We Only Know So Much
Harper Perennial: 280 pp., $14.99 paper
Dysfunctional small-town families are the low-hanging fruit of American literature. You just reach out and grab a ready cast of familiar figures, give them a few meaningful quirks, then let them wrestle with the dour commonalities of modern life, from romance-less marriages to dead-end jobs to dreams that dissipate far short of a near horizon.
They are books of a type, and Elizabeth Crane has delivered one here with her debut novel, "We Only Know So Much," about an extended family living in a small Midwestern town. But the novel also breaks type, primarily through the force of Crane's voice, part omniscient narrator, part reader's confidant and part droll comedian.
Crane's ensemble is the Copeland family, four generations living under one roof.

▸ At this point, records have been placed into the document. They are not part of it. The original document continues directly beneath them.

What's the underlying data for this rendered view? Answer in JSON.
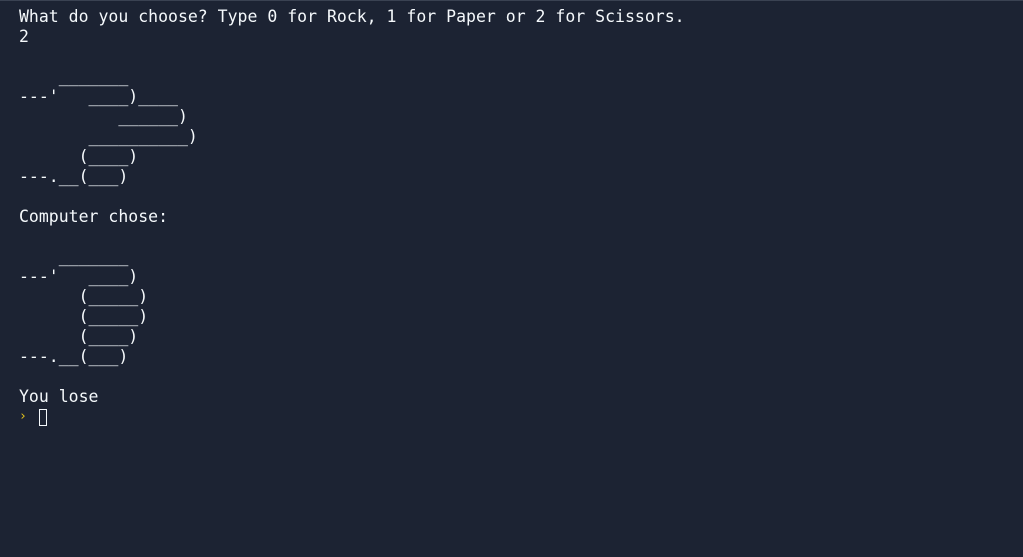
{
  "terminal": {
    "lines": [
      "What do you choose? Type 0 for Rock, 1 for Paper or 2 for Scissors.",
      "2",
      "",
      "    _______",
      "---'   ____)____",
      "          ______)",
      "       __________)",
      "      (____)",
      "---.__(___)",
      "",
      "Computer chose:",
      "",
      "    _______",
      "---'   ____)",
      "      (_____)",
      "      (_____)",
      "      (____)",
      "---.__(___)",
      "",
      "You lose"
    ],
    "prompt_symbol": "›",
    "prompt_icon": "chevron-right-icon",
    "colors": {
      "background": "#1c2333",
      "text": "#f5f9fc",
      "prompt": "#e4c31c"
    }
  }
}
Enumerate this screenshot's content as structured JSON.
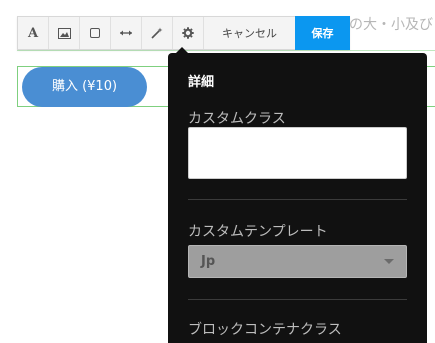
{
  "background": {
    "heading_fragment": "の大・小及び",
    "buy_button_label": "購入 (¥10)"
  },
  "toolbar": {
    "tools": [
      {
        "name": "text-tool",
        "icon": "text-icon"
      },
      {
        "name": "image-tool",
        "icon": "image-icon"
      },
      {
        "name": "box-tool",
        "icon": "square-icon"
      },
      {
        "name": "width-tool",
        "icon": "horizontal-arrows-icon"
      },
      {
        "name": "magic-tool",
        "icon": "magic-wand-icon"
      },
      {
        "name": "settings-tool",
        "icon": "gear-icon"
      }
    ],
    "text_tool_glyph": "A",
    "cancel_label": "キャンセル",
    "save_label": "保存",
    "save_color": "#0b97f0"
  },
  "panel": {
    "title": "詳細",
    "custom_class_label": "カスタムクラス",
    "custom_class_value": "",
    "custom_template_label": "カスタムテンプレート",
    "custom_template_value": "Jp",
    "block_container_class_label": "ブロックコンテナクラス"
  },
  "colors": {
    "panel_bg": "#111111",
    "button_blue": "#4a8ed3",
    "outline_green": "#7fd07f"
  }
}
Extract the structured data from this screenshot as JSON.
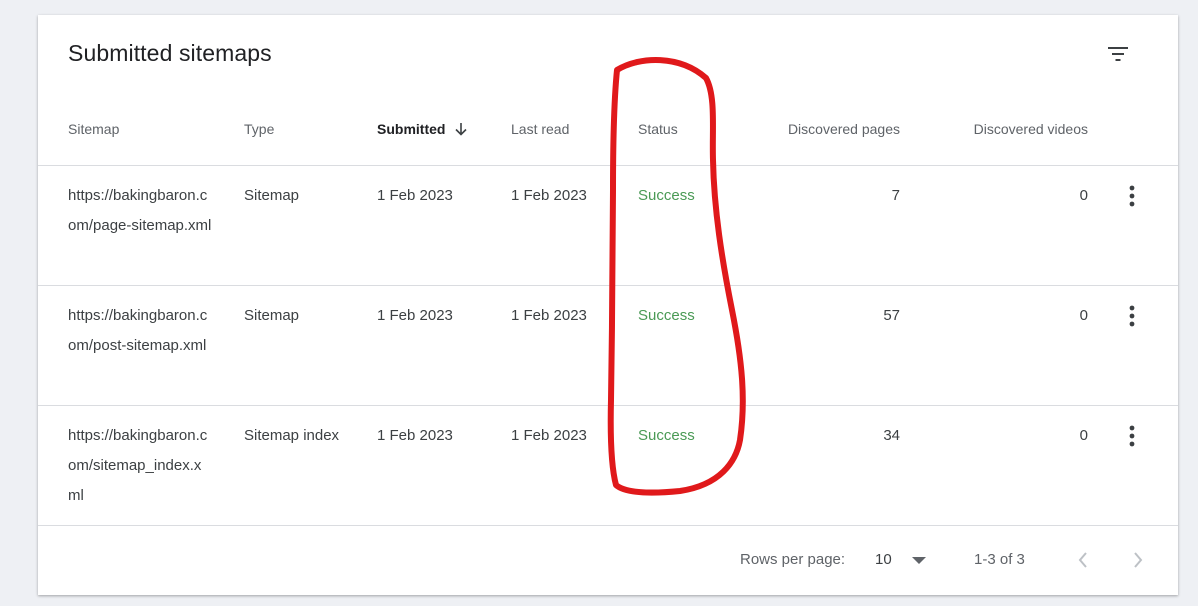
{
  "card": {
    "title": "Submitted sitemaps",
    "filter_icon": "filter-list-icon"
  },
  "table": {
    "columns": {
      "sitemap": "Sitemap",
      "type": "Type",
      "submitted": "Submitted",
      "last_read": "Last read",
      "status": "Status",
      "discovered_pages": "Discovered pages",
      "discovered_videos": "Discovered videos"
    },
    "sort": {
      "column": "submitted",
      "direction": "descending",
      "icon": "arrow-down-icon"
    },
    "rows": [
      {
        "sitemap": "https://bakingbaron.com/page-sitemap.xml",
        "type": "Sitemap",
        "submitted": "1 Feb 2023",
        "last_read": "1 Feb 2023",
        "status": "Success",
        "discovered_pages": "7",
        "discovered_videos": "0"
      },
      {
        "sitemap": "https://bakingbaron.com/post-sitemap.xml",
        "type": "Sitemap",
        "submitted": "1 Feb 2023",
        "last_read": "1 Feb 2023",
        "status": "Success",
        "discovered_pages": "57",
        "discovered_videos": "0"
      },
      {
        "sitemap": "https://bakingbaron.com/sitemap_index.xml",
        "type": "Sitemap index",
        "submitted": "1 Feb 2023",
        "last_read": "1 Feb 2023",
        "status": "Success",
        "discovered_pages": "34",
        "discovered_videos": "0"
      }
    ]
  },
  "footer": {
    "rows_per_page_label": "Rows per page:",
    "rows_per_page_value": "10",
    "range": "1-3 of 3"
  },
  "colors": {
    "success": "#4a9a55",
    "annotation": "#e0191b",
    "header_text": "#5f6368"
  }
}
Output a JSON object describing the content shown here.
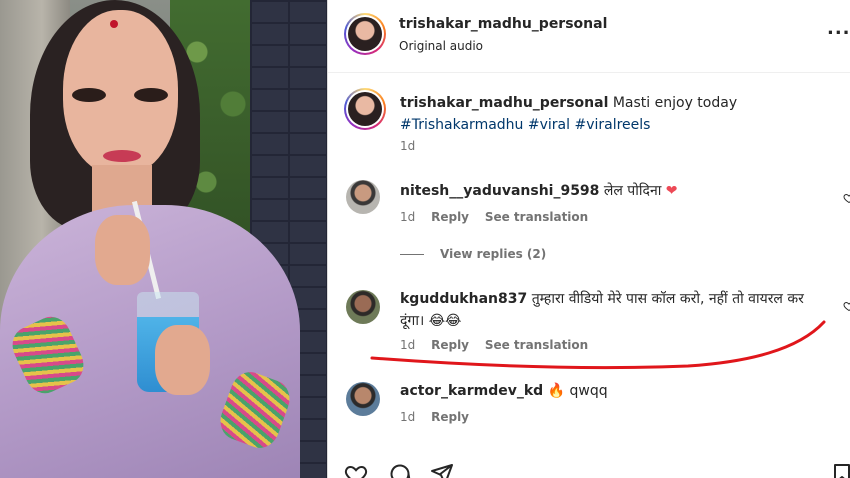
{
  "post": {
    "author": "trishakar_madhu_personal",
    "audio_label": "Original audio",
    "caption_text": "Masti enjoy today",
    "caption_tags": [
      "#Trishakarmadhu",
      "#viral",
      "#viralreels"
    ],
    "caption_time": "1d"
  },
  "comments": [
    {
      "username": "nitesh__yaduvanshi_9598",
      "text": "लेल पोदिना",
      "emoji": "❤",
      "time": "1d",
      "reply_label": "Reply",
      "translate_label": "See translation",
      "view_replies": "View replies (2)"
    },
    {
      "username": "kguddukhan837",
      "text": "तुम्हारा वीडियो मेरे पास कॉल करो, नहीं तो वायरल कर दूंगा।",
      "emoji": "😂😂",
      "time": "1d",
      "reply_label": "Reply",
      "translate_label": "See translation"
    },
    {
      "username": "actor_karmdev_kd",
      "emoji": "🔥",
      "text": "qwqq",
      "time": "1d",
      "reply_label": "Reply"
    }
  ],
  "icons": {
    "more": "more-options-icon",
    "like": "heart-icon",
    "comment": "comment-icon",
    "share": "send-icon",
    "save": "bookmark-icon"
  },
  "colors": {
    "hashtag": "#00376b",
    "meta_gray": "#737373",
    "annotation_red": "#e0161b",
    "heart_red": "#ed4956"
  }
}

The widowed matriarch is Vivian, who at age 98 has perfected the subtle art of using words as knives and holds deep disdain for most everything that has come about since 1935. Her son, Theodore, 75, is on the losing end of a battle withParkinson's disease, though he still has a penchant for dismantling can openers and other small appliances, never to reassemble them again.

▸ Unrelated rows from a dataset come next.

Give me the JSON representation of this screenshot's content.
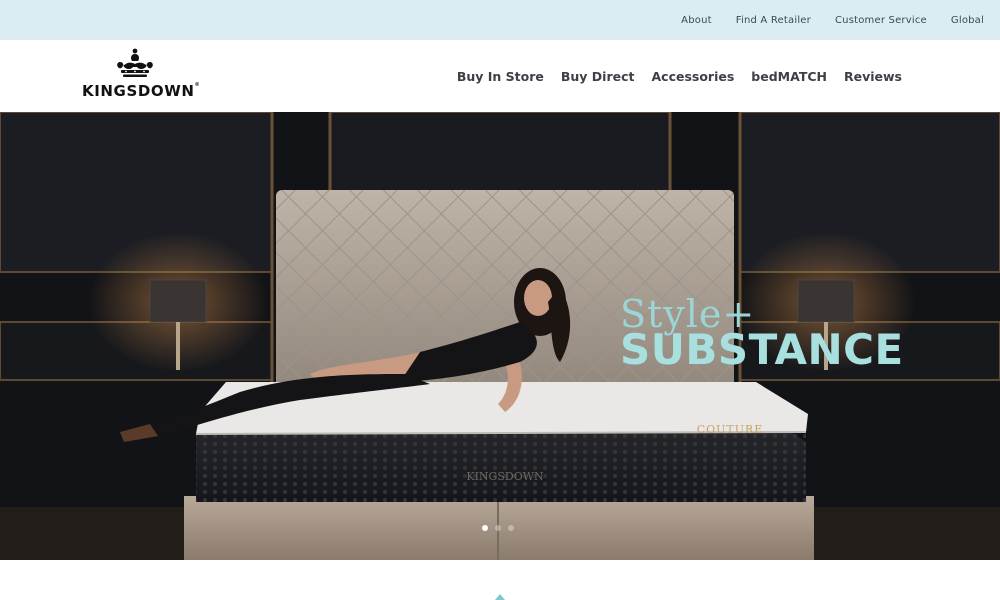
{
  "topbar": {
    "links": [
      "About",
      "Find A Retailer",
      "Customer Service",
      "Global"
    ]
  },
  "brand": {
    "name": "KINGSDOWN",
    "registered": "®"
  },
  "nav": {
    "items": [
      "Buy In Store",
      "Buy Direct",
      "Accessories",
      "bedMATCH",
      "Reviews"
    ]
  },
  "hero": {
    "headline_line1": "Style+",
    "headline_line2": "SUBSTANCE",
    "mattress_label": "COUTURE",
    "mattress_brand": "KINGSDOWN",
    "slide_count": 3,
    "active_slide": 1
  },
  "colors": {
    "topbar_bg": "#dcedf2",
    "accent_teal": "#a8e0e0",
    "nav_text": "#3d4147"
  }
}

Gordon is the third generation, and his family forms the center of the novel. The Copelands ran a jewelry and optometry store in town, which became strictly an optometry shop once Theodore took over. Gordon opted out of the family business and is a midlevel manager for a regional chain of grocery stores. His wife, Jean, cares for the home and their two children, Priscilla, 19, and Otis, 9.
There are no gripping plots to follow. Rather, Crane tells us what's going on in the family members' lives, and their dreams both big and little. Gordon is a few years older than Jean, and they married after he swept the impressionable college girl off her feet with his encyclopedic knowledge of everything from cooking to far-flung destinations. As their marriage matured, Jean realized that the man she had once found dazzling was an irritating know-it-all. She suffers in silence, but also finds the missing spark of romance in a man from her book club, who in short order hangs himself just before their weekly tryst (she finds the body).

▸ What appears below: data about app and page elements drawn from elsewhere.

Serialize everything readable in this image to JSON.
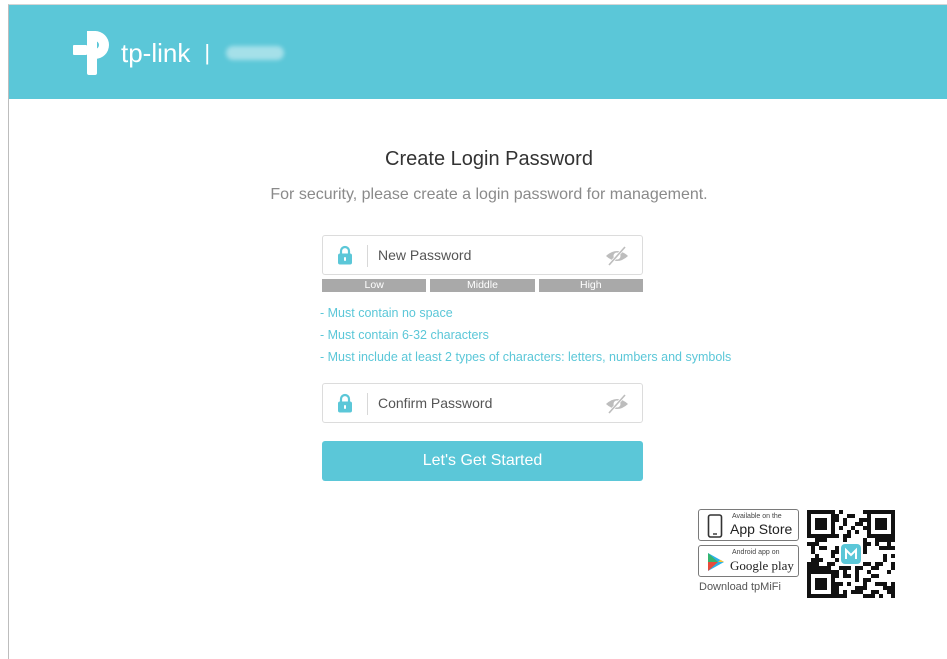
{
  "header": {
    "brand": "tp-link",
    "separator": "|",
    "colors": {
      "header_bg": "#5bc7d8",
      "accent": "#5bc7d8"
    }
  },
  "main": {
    "title": "Create Login Password",
    "subtitle": "For security, please create a login password for management.",
    "new_password": {
      "placeholder": "New Password",
      "value": ""
    },
    "strength": [
      "Low",
      "Middle",
      "High"
    ],
    "rules": [
      "- Must contain no space",
      "- Must contain 6-32 characters",
      "- Must include at least 2 types of characters: letters, numbers and symbols"
    ],
    "confirm_password": {
      "placeholder": "Confirm Password",
      "value": ""
    },
    "start_button": "Let's Get Started"
  },
  "app_promo": {
    "app_store": {
      "small": "Available on the",
      "big": "App Store"
    },
    "google_play": {
      "small": "Android app on",
      "big": "Google play"
    },
    "download_label": "Download tpMiFi"
  },
  "icons": [
    "tp-link-logo-icon",
    "lock-icon",
    "eye-hidden-icon",
    "phone-icon",
    "play-icon",
    "qr-code-icon"
  ]
}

Grief and guilt nearly immobilize Jean, but Gordon, with whom she hasn't had sex for longer than either can remember, doesn't notice. He has his own existential crisis to navigate after he fails, while waiting in line at a deli counter, to recognize a former lover from his own college days, a glitch he is sure means he is losing the memory he so cherishes.
Daughter Priscilla is oblivious to everything except her own shallow life. An airhead community college student with a streak of nastiness, she's convinced she's destined for celebrity as a reality TV show figure. Only Otis, who is wrestling with his first romantic crush, senses the shifts underway in his family, but he's too young to understand the subtext of his mother's ramblings about the dead lover.
As the novel progresses through a few months in the life of the Copeland family, Crane is right there, narrating it all with an engaging, omniscient voice that occasionally jumps off track with first-person plural asides to the reader, as when she talks about Gordon taking some online quizzes that suggest he's not the person he thinks he is, planting a seed of doubt. "Let's see if he reaps it," Crane writes.
Crane is at her best in describing the young love of Otis, and in her depiction of Jean as a long-suffering wife who can't really figure out why she's suffering. For obvious reasons, she can't fully share her grief over the suicide of her lover, one's usual port of solace, which makes her isolation nearly absolute. Seeking an outlet, she attends a grief-counseling group and makes up a story about the death of her husband, rather than her lover. Though the scene rings a bit hollow — in a small town, such lies are easily found out — the scene is also poignant. Subconsciously, she's choosing her dead lover over her husband.
We think. As the title says, we know only so much, an observation that applies to what Crane tells us of the Copelands and their lives, but also what the Copelands understand about each other, and themselves, making this a wry evocation of modern life, at once familiar but also revelatory.
Martelle is the author of "Detroit: A Biography."Copyright © 2014, Los Angeles Times